Records excerpted from a collection:

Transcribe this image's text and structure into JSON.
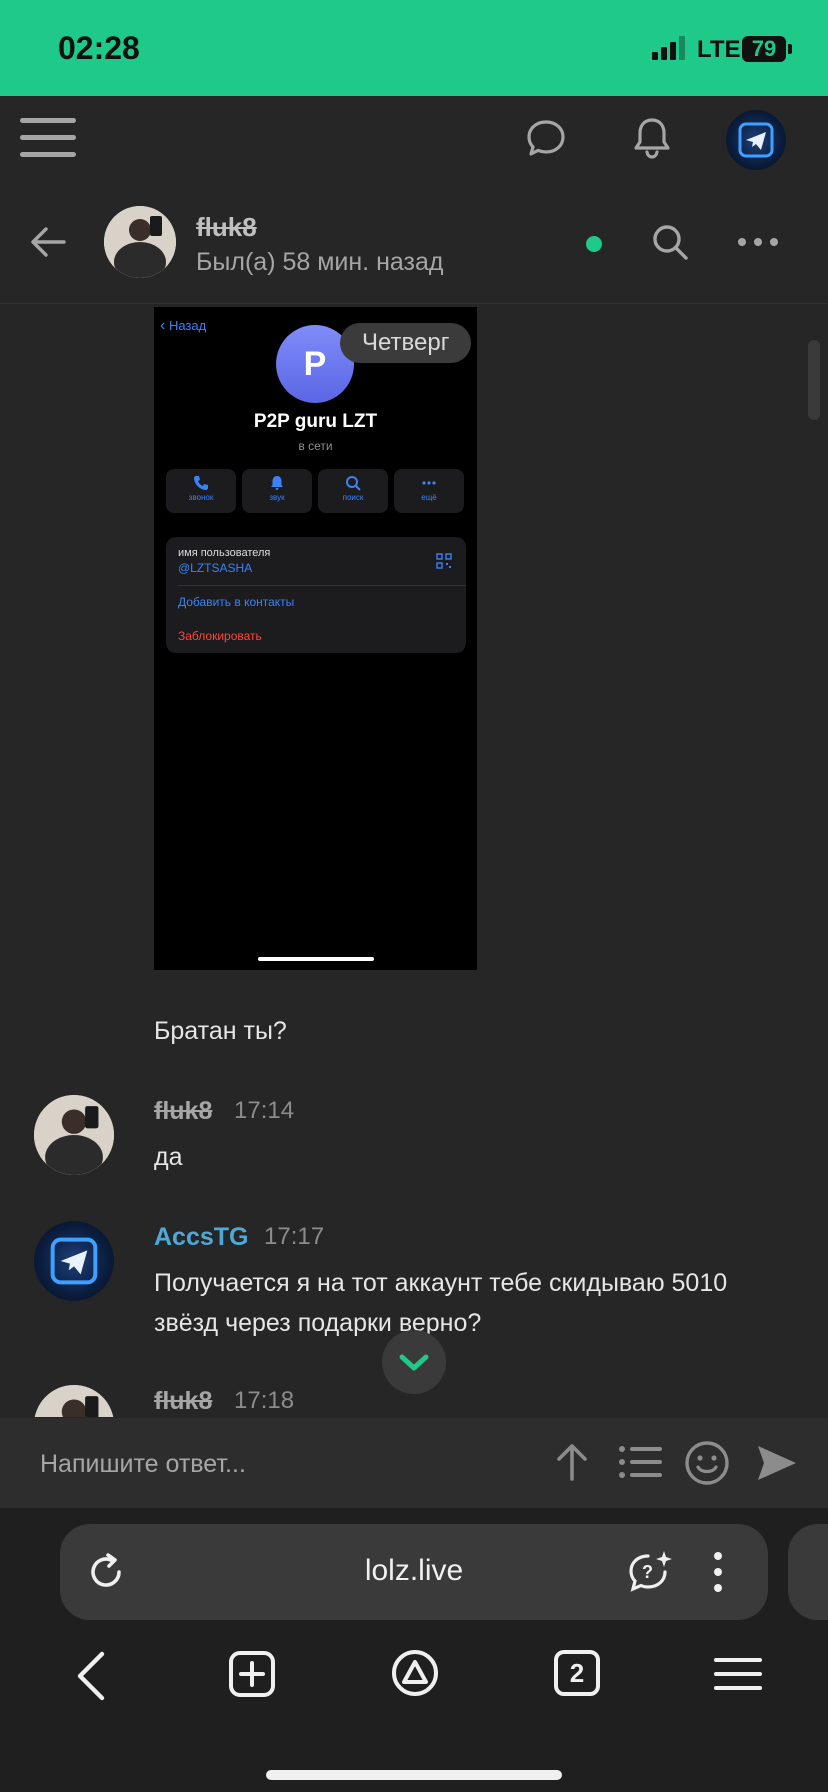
{
  "status_bar": {
    "time": "02:28",
    "network": "LTE",
    "battery": "79"
  },
  "chat_header": {
    "peer_name": "fluk8",
    "peer_status": "Был(а) 58 мин. назад"
  },
  "shared_screenshot": {
    "back_label": "Назад",
    "avatar_letter": "P",
    "title": "P2P guru LZT",
    "subtitle": "в сети",
    "actions": [
      {
        "label": "звонок",
        "icon": "phone-icon"
      },
      {
        "label": "звук",
        "icon": "bell-icon"
      },
      {
        "label": "поиск",
        "icon": "search-icon"
      },
      {
        "label": "ещё",
        "icon": "more-icon"
      }
    ],
    "username_label": "имя пользователя",
    "username": "@LZTSASHA",
    "add_contact": "Добавить в контакты",
    "block": "Заблокировать"
  },
  "day_separator": "Четверг",
  "messages": [
    {
      "text": "Братан ты?"
    },
    {
      "author": "fluk8",
      "time": "17:14",
      "text": "да"
    },
    {
      "author": "AccsTG",
      "time": "17:17",
      "text_line1": "Получается я на тот аккаунт тебе скидываю 5010",
      "text_line2": "звёзд через подарки верно?"
    },
    {
      "author": "fluk8",
      "time": "17:18"
    }
  ],
  "composer": {
    "placeholder": "Напишите ответ..."
  },
  "browser": {
    "url": "lolz.live",
    "tab_count": "2"
  },
  "colors": {
    "accent": "#1ec98a",
    "link": "#4ea9d8",
    "background": "#262626"
  }
}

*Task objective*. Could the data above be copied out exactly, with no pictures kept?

*Task response*.
Transcribe this image's text and structure into JSON.
{
  "status_bar": {
    "time": "02:28",
    "network": "LTE",
    "battery": "79"
  },
  "chat_header": {
    "peer_name": "fluk8",
    "peer_status": "Был(а) 58 мин. назад"
  },
  "shared_screenshot": {
    "back_label": "Назад",
    "avatar_letter": "P",
    "title": "P2P guru LZT",
    "subtitle": "в сети",
    "actions": [
      {
        "label": "звонок",
        "icon": "phone-icon"
      },
      {
        "label": "звук",
        "icon": "bell-icon"
      },
      {
        "label": "поиск",
        "icon": "search-icon"
      },
      {
        "label": "ещё",
        "icon": "more-icon"
      }
    ],
    "username_label": "имя пользователя",
    "username": "@LZTSASHA",
    "add_contact": "Добавить в контакты",
    "block": "Заблокировать"
  },
  "day_separator": "Четверг",
  "messages": [
    {
      "text": "Братан ты?"
    },
    {
      "author": "fluk8",
      "time": "17:14",
      "text": "да"
    },
    {
      "author": "AccsTG",
      "time": "17:17",
      "text_line1": "Получается я на тот аккаунт тебе скидываю 5010",
      "text_line2": "звёзд через подарки верно?"
    },
    {
      "author": "fluk8",
      "time": "17:18"
    }
  ],
  "composer": {
    "placeholder": "Напишите ответ..."
  },
  "browser": {
    "url": "lolz.live",
    "tab_count": "2"
  },
  "colors": {
    "accent": "#1ec98a",
    "link": "#4ea9d8",
    "background": "#262626"
  }
}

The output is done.